Because of the weather?


No. The cyclone season is starting now, but there have been boat arrivals in

December and January previously. No, I think it is because of the tough measures

we are taking to enforce the border. There has been a drop. Now, I am not going

to proclaim victory because another boat could arrive tomorrow, but the cost

will depend very much on how many of the smugglers get through, and at the moment

the smugglers, the success rate of smuggling has declined.


It pains me to give a plug to a rival media outlet but there has got to be

a gag line for you in this somewhere, Jeff Kennett announcing that he is going

to take up a, still unannounced, but prime time slot on 3AK commercial radio

in Melbourne, struggling at 2 per cent audience take at the moment. Would Peter

Costello, with his long history of less than cordial relations with Mr Kennett,

would you agree to go on his programme if he invited you?


Well, if I can survive you I could probably survive him, Jon, so if he invited

me I probably would. But, I think, you know, if I were Jeffrey, I think my first

day on radio I would invite as my guests Neil Mitchell and Jon Faine. I think

that would be a real media stunt.


Don’t hold your breath for that one. But what would you expect if you turned

up there?


Oh, a grilling.


A fair one?
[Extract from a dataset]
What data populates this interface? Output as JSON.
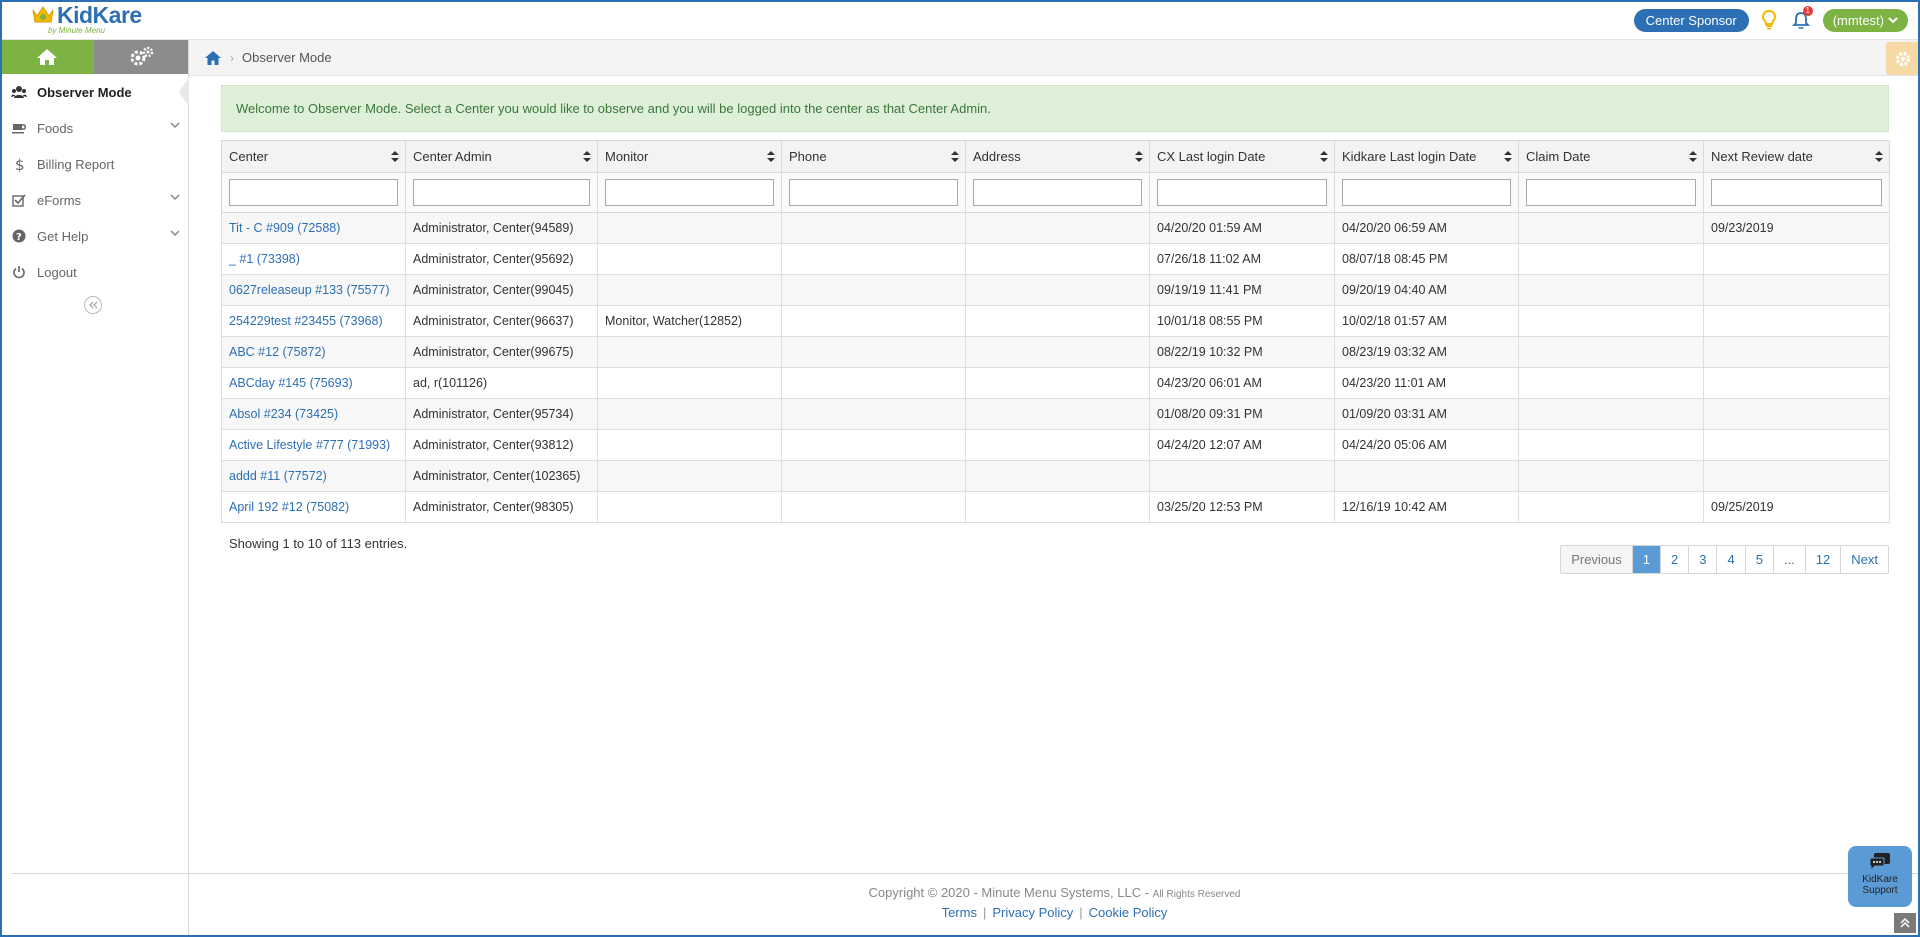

A balanced one?


Look, I think all radio interviewers, yourself included, believe it is their

responsibility to give a grilling and they believe it is their responsibility

to give a grilling to everyone, and I assume that he would be the same as any

other radio interviewer. And the general view, as you know, in defence of radio

interviewers, and you will very rarely hear me say this, the view is that if

you give the interviewee a grilling you get a better interview, better for the

listeners. I don’t think you always grill us because, you know, that indicates

your own private view, the view is you just get a better interview and I am

sure that any new interviewer on the block at 3AK or anywhere else would take

the same view.


If the audience rating is 2 per cent, would you bother going on?


Well, after I had done you and others. I went on, not much, but I went on a

couple of times when Derryn, Derryn Hinch was on 3AK wasn’t he?




So I went on a couple of times, mainly to sort of keep them off your back.

Your producer knows if you do not go on a radio interview the producers hound

us. They tie up our telephones after a while so the only way you can use your

telephones is by going and doing the interview every now and then.


Thank you for that insight into the other side of the process. Thank you indeed

for your time this morning. It has been most interesting to kick off what is

going to be a very busy year, as always.

Peter Costello, the Federal Treasurer in the Howard Government.